▸ **Web page and app entries**:

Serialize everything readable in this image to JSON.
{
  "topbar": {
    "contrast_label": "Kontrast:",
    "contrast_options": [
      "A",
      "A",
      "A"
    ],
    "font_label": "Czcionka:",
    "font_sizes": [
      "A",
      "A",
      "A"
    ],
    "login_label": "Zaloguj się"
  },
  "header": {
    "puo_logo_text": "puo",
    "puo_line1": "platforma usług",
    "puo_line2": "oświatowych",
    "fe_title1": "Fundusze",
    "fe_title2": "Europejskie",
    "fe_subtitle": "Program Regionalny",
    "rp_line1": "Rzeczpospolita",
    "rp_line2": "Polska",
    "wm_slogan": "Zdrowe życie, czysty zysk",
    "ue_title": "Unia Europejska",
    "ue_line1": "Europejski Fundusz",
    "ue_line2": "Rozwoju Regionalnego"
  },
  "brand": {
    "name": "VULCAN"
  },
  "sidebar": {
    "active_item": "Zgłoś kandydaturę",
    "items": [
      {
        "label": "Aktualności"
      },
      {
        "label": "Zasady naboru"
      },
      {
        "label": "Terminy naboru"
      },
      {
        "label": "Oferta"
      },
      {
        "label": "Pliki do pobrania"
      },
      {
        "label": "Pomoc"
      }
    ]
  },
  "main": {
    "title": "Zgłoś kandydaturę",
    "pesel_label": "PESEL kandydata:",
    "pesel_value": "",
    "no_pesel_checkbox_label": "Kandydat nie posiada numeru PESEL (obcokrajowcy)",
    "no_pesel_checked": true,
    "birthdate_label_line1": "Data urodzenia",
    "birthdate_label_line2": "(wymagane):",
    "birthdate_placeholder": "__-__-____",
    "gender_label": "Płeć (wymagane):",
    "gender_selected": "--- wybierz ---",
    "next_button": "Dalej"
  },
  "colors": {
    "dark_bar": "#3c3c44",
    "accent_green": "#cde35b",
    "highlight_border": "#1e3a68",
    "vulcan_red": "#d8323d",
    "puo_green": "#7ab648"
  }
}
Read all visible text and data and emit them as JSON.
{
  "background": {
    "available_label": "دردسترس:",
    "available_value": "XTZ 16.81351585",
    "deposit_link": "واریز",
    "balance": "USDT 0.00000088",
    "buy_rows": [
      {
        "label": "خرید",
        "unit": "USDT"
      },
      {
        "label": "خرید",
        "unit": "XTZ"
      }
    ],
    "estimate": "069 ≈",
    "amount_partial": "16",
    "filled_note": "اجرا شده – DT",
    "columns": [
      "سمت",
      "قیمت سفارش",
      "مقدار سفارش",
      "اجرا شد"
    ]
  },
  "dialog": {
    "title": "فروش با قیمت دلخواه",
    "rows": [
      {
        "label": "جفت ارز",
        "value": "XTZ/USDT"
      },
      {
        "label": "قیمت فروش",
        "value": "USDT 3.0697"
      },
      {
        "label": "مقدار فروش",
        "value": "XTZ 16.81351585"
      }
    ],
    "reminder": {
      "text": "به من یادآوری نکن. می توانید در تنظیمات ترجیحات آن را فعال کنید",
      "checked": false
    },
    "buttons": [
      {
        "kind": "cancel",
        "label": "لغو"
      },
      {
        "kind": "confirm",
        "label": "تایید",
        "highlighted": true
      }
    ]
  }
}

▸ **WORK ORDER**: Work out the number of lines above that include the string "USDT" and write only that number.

▸ **RESULT FOR THIS TASK**: 4